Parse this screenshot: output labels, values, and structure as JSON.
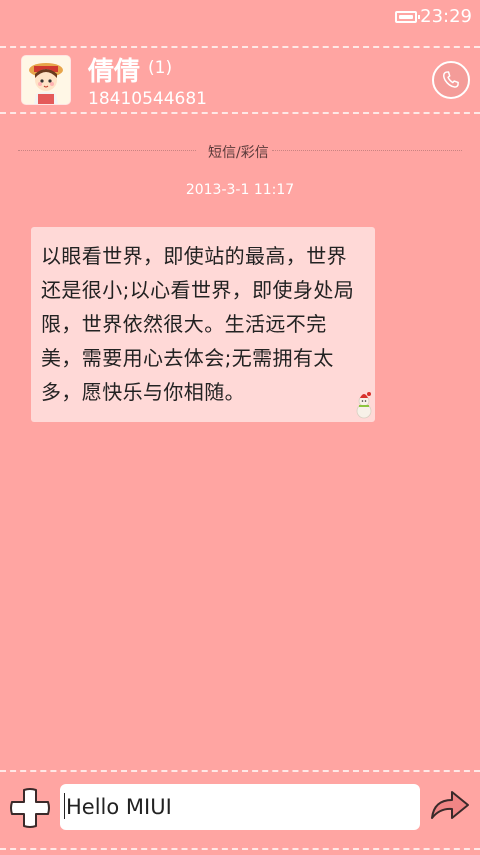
{
  "status_bar": {
    "time": "23:29",
    "icons": [
      "battery-icon"
    ]
  },
  "header": {
    "contact_name": "倩倩",
    "message_count": "(1)",
    "phone_number": "18410544681",
    "call_icon": "phone-icon"
  },
  "thread": {
    "divider_label": "短信/彩信",
    "timestamp": "2013-3-1 11:17",
    "messages": [
      {
        "text": "以眼看世界，即使站的最高，世界还是很小;以心看世界，即使身处局限，世界依然很大。生活远不完美，需要用心去体会;无需拥有太多，愿快乐与你相随。",
        "direction": "incoming"
      }
    ]
  },
  "compose": {
    "input_value": "Hello MIUI",
    "add_icon": "plus-icon",
    "send_icon": "send-arrow-icon"
  },
  "colors": {
    "background": "#ffa5a2",
    "bubble": "#ffd9d7",
    "header_text": "#ffffff"
  }
}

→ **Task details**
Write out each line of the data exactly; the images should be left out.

→ **Answer section**
Parse this screenshot: output labels, values, and structure as JSON.
{
  "status_bar": {
    "time": "23:29",
    "icons": [
      "battery-icon"
    ]
  },
  "header": {
    "contact_name": "倩倩",
    "message_count": "(1)",
    "phone_number": "18410544681",
    "call_icon": "phone-icon"
  },
  "thread": {
    "divider_label": "短信/彩信",
    "timestamp": "2013-3-1 11:17",
    "messages": [
      {
        "text": "以眼看世界，即使站的最高，世界还是很小;以心看世界，即使身处局限，世界依然很大。生活远不完美，需要用心去体会;无需拥有太多，愿快乐与你相随。",
        "direction": "incoming"
      }
    ]
  },
  "compose": {
    "input_value": "Hello MIUI",
    "add_icon": "plus-icon",
    "send_icon": "send-arrow-icon"
  },
  "colors": {
    "background": "#ffa5a2",
    "bubble": "#ffd9d7",
    "header_text": "#ffffff"
  }
}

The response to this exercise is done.